Data →
- - -

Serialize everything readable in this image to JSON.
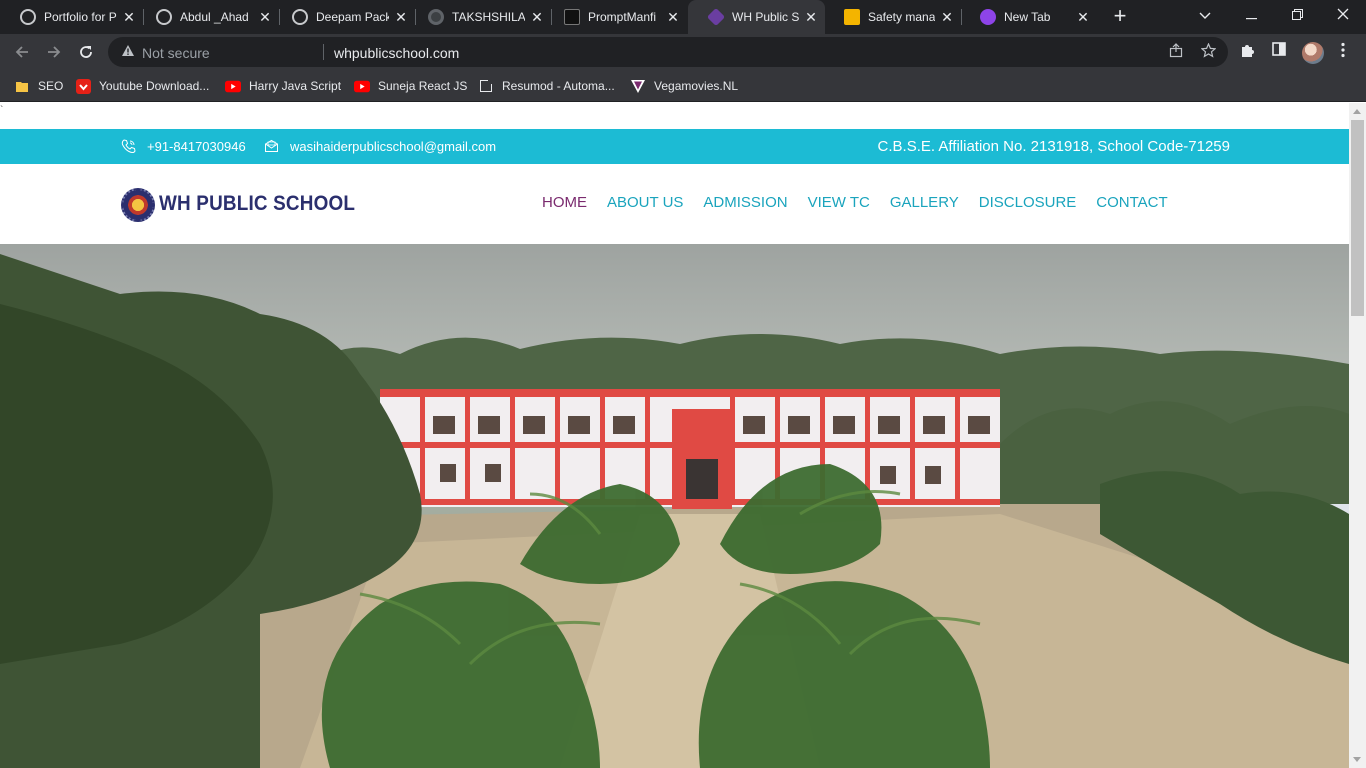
{
  "browser": {
    "tabs": [
      {
        "title": "Portfolio for Portfolio",
        "favicon": "globe-icon",
        "active": false
      },
      {
        "title": "Abdul _Ahad",
        "favicon": "globe-icon",
        "active": false
      },
      {
        "title": "Deepam Packaging",
        "favicon": "globe-icon",
        "active": false
      },
      {
        "title": "TAKSHSHILA",
        "favicon": "dot-icon",
        "active": false
      },
      {
        "title": "PromptManfi",
        "favicon": "prompt-icon",
        "active": false
      },
      {
        "title": "WH Public School",
        "favicon": "graduation-cap-icon",
        "active": true
      },
      {
        "title": "Safety management",
        "favicon": "slides-icon",
        "active": false
      },
      {
        "title": "New Tab",
        "favicon": "new-tab-icon",
        "active": false
      }
    ],
    "close_glyph": "✕",
    "new_tab_glyph": "+",
    "security_label": "Not secure",
    "url": "whpublicschool.com",
    "bookmarks": [
      {
        "label": "SEO",
        "icon": "folder-icon"
      },
      {
        "label": "Youtube Download...",
        "icon": "download-icon"
      },
      {
        "label": "Harry Java Script",
        "icon": "youtube-icon"
      },
      {
        "label": "Suneja React  JS",
        "icon": "youtube-icon"
      },
      {
        "label": "Resumod - Automa...",
        "icon": "page-icon"
      },
      {
        "label": "Vegamovies.NL",
        "icon": "vegamovies-icon"
      }
    ],
    "colors": {
      "tabbar": "#202124",
      "toolbar": "#35363a"
    }
  },
  "page": {
    "stray_char": "`",
    "topbar": {
      "phone": "+91-8417030946",
      "email": "wasihaiderpublicschool@gmail.com",
      "affiliation": "C.B.S.E. Affiliation No. 2131918, School Code-71259"
    },
    "logo_text": "WH PUBLIC SCHOOL",
    "nav": [
      {
        "label": "HOME",
        "active": true
      },
      {
        "label": "ABOUT US",
        "active": false
      },
      {
        "label": "ADMISSION",
        "active": false
      },
      {
        "label": "VIEW TC",
        "active": false
      },
      {
        "label": "GALLERY",
        "active": false
      },
      {
        "label": "DISCLOSURE",
        "active": false
      },
      {
        "label": "CONTACT",
        "active": false
      }
    ],
    "colors": {
      "topbar": "#1cbbd4",
      "nav_link": "#1aa4bd",
      "nav_active": "#7a2a6e",
      "logo": "#2b2f6e"
    },
    "hero_alt": "Aerial view of school building with palm trees"
  }
}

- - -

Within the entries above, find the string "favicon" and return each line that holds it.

        "favicon": "globe-icon",
        "favicon": "globe-icon",
        "favicon": "globe-icon",
        "favicon": "dot-icon",
        "favicon": "prompt-icon",
        "favicon": "graduation-cap-icon",
        "favicon": "slides-icon",
        "favicon": "new-tab-icon",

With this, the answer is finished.